## Directions for this task
Identify the line that contains "Decode this image" in the material. Output it and every line after it, unchanged, through the end.

═══ Supplied information ═══

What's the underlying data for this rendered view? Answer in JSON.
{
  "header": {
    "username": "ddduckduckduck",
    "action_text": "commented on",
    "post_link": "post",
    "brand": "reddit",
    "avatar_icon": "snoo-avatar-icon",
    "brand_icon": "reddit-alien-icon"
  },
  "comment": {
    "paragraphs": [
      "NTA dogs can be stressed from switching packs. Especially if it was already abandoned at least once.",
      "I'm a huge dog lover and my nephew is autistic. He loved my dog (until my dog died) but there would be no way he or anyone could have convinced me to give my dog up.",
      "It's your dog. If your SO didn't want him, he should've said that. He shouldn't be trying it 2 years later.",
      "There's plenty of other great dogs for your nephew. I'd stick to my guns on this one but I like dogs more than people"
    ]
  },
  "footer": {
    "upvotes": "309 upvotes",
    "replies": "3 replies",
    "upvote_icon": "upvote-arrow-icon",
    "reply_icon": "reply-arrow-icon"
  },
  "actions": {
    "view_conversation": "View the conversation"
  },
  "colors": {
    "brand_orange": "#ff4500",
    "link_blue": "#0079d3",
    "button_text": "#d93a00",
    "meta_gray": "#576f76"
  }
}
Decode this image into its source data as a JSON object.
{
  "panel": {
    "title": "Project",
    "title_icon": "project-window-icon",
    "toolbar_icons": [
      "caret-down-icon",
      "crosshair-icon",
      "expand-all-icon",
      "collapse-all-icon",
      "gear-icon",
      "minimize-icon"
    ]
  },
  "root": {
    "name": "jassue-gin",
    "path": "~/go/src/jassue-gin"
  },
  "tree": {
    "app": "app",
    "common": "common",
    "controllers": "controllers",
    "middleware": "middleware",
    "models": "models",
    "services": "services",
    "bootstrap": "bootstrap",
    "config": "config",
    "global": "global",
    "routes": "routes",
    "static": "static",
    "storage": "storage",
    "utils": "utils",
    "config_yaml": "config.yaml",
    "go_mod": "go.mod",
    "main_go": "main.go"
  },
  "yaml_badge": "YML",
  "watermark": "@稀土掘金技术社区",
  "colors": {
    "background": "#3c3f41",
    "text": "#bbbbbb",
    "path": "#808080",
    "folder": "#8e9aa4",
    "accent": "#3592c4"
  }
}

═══

## Finished exercise
Decode this image into its source data as a JSON object.
{
  "panel": {
    "title": "Project",
    "title_icon": "project-window-icon",
    "toolbar_icons": [
      "caret-down-icon",
      "crosshair-icon",
      "expand-all-icon",
      "collapse-all-icon",
      "gear-icon",
      "minimize-icon"
    ]
  },
  "root": {
    "name": "jassue-gin",
    "path": "~/go/src/jassue-gin"
  },
  "tree": {
    "app": "app",
    "common": "common",
    "controllers": "controllers",
    "middleware": "middleware",
    "models": "models",
    "services": "services",
    "bootstrap": "bootstrap",
    "config": "config",
    "global": "global",
    "routes": "routes",
    "static": "static",
    "storage": "storage",
    "utils": "utils",
    "config_yaml": "config.yaml",
    "go_mod": "go.mod",
    "main_go": "main.go"
  },
  "yaml_badge": "YML",
  "watermark": "@稀土掘金技术社区",
  "colors": {
    "background": "#3c3f41",
    "text": "#bbbbbb",
    "path": "#808080",
    "folder": "#8e9aa4",
    "accent": "#3592c4"
  }
}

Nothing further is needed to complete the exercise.